When the Rev. Jason Freyer described branching out from youth ministry to becoming pastor of his own congregation, he described the process as “kind of like match.com.”
“It was something I wasn’t looking for and it totally found me,” he said. “Laboratory Presbyterian gave me call. ‘Come out and interview,’ they said, and I absolutely fell head over heels in love with the place.
“The day I accepted the invitation,” he added, “was the day that COVID shut everything down.”
One might see the word “plague” rather than “pandemic” in the Bible, but the trials and tribulations of disease and how to overcome them are topics that appear in both the Old and New Testaments.
Freyer said his attitude is that one can come across something and treat it either as “an obstacle or an opportunity to see what the needs of the people are in this very different world than we had even six months ago. I’m excited by it, and I’m probably one of the few that are.”
To bid Freyer farewell, his previous congregation, Westminster Presbyterian Church in Upper St. Clair, staged what was billed as a “reverse parade,” with the honoree seated, tossing candy at motorists and passengers, as carloads drove past to say their farewells.
“It wasn’t maybe the send-off I could have hoped for, but the best I could have asked for,” he said. “It’s been an adventure.”
Freyer, 37, said he doesn’t believe youth ministers “age out” of the assignment.
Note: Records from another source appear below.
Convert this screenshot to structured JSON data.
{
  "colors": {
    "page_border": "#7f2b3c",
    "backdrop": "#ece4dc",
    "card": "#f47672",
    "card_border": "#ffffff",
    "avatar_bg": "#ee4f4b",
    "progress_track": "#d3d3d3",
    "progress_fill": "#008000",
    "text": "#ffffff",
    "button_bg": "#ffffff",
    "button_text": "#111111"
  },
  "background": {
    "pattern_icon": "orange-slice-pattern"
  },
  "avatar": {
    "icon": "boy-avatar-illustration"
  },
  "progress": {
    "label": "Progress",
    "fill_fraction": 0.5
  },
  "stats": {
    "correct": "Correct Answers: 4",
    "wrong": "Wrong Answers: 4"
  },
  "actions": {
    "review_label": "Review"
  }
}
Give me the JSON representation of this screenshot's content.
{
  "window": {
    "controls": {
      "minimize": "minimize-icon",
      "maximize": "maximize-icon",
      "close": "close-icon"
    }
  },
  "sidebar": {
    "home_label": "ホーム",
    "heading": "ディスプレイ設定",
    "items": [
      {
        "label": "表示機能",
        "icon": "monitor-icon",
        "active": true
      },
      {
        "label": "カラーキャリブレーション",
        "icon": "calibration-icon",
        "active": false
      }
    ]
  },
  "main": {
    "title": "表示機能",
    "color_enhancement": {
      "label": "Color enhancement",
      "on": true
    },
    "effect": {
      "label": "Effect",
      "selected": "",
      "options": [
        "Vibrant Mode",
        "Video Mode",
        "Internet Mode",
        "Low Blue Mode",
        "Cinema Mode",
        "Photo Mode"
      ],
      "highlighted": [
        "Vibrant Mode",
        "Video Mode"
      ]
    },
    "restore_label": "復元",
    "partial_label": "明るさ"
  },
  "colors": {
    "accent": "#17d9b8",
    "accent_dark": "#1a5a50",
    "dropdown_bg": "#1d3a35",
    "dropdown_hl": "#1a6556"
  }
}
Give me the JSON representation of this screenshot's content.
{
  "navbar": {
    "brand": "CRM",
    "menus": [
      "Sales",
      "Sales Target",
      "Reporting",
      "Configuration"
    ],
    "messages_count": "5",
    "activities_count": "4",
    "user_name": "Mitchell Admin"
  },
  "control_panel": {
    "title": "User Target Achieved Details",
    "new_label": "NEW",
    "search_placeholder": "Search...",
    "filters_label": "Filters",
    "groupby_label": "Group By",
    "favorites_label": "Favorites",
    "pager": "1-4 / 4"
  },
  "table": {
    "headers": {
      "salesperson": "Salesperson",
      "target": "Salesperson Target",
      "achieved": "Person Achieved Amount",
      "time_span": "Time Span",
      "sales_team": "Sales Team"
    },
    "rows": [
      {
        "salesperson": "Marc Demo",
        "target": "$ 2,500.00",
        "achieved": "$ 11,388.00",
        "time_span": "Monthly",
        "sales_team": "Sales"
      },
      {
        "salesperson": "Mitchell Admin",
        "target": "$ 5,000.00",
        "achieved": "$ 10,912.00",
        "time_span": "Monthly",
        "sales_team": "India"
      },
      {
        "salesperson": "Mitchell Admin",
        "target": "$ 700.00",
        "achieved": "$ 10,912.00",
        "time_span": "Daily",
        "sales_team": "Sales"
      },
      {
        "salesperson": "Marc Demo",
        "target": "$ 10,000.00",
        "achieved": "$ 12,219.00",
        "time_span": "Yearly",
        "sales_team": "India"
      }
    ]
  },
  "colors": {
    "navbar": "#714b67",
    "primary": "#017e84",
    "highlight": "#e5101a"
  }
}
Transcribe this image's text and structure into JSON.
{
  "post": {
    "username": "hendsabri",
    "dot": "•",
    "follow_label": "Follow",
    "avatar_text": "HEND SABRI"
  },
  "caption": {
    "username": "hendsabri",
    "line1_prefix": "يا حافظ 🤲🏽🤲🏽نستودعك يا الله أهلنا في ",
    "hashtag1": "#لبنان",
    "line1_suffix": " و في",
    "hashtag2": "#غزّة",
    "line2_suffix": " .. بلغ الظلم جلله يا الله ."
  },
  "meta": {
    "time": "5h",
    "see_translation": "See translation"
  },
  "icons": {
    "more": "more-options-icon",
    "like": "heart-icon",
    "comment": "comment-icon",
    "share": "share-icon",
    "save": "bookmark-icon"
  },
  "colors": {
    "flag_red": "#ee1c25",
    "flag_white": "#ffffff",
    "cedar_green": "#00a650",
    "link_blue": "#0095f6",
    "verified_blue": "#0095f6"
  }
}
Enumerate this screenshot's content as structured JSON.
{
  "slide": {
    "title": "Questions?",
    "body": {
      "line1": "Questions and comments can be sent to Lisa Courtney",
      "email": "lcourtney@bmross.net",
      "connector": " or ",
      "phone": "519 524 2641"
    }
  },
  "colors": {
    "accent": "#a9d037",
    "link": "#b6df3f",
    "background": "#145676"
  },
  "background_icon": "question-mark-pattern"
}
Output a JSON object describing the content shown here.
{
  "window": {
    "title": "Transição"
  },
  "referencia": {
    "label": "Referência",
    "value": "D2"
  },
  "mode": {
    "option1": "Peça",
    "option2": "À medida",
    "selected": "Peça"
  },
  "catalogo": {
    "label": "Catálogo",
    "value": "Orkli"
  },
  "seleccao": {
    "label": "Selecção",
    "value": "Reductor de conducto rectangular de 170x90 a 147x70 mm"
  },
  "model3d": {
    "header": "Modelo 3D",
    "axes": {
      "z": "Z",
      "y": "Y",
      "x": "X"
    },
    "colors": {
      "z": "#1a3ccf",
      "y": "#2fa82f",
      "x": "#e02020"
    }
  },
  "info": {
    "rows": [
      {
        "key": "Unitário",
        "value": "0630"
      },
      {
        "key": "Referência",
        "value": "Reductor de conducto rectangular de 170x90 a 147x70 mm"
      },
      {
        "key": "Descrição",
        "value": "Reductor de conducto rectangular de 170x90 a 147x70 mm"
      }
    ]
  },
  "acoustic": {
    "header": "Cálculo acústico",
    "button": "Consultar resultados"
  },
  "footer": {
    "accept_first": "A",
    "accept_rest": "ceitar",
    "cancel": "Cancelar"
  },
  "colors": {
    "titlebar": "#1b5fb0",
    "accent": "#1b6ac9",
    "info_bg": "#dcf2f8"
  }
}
He said “There’s no real age limit,” but there comes a time when a person prefers not to sleep on plywood bunk beds or bed down in a sleeping bag on a hard floor during retreats and mission trips.
The word is that he arrived for his job interview at Westminster on a bicycle and sporting tattoos. One version of this story even has him with purple hair.
He became Westminster’s sixth youth pastor in five years, but ended up sticking around much longer than his predecessors. He studied at Pittsburgh Theological Seminary and was ordained in 2016.
In his “Biking Viking” blog post, he described himself during his arrival at the seminary as “a young punk.”
Freyer regularly bicycled from his home in Bethel Park to Westminster, and he might try making the commute that way to Laboratory, which is in a South Strabane Township neighborhood also known as “Pancake.”
He and his wife, Sarah, are the parents of twin sons, Joshua and Julian. Joshua’s a Biblical name, and Julian’s namesake is both a musician in his own right and the offspring of the late Beatle John Lennon. In that vein, a Pittsburgh newspaper headline on a feature story described Freyer’s music ministry to high school youth in 2009 with the words, “Rock on.”
Laboratory Presbyterian, with about 80 members, is much smaller than his previous parish.
Interviewed last week, he preached his first regular sermon at Laboratory Presbyterian Aug. 9.
“This is Day One,” he said Aug. 6 as he began to learn “where the congregation is and where they’d like to grow. In terms of personal growth and spiritual growth, I’d like to settle in, see what folks need here and take it from there.”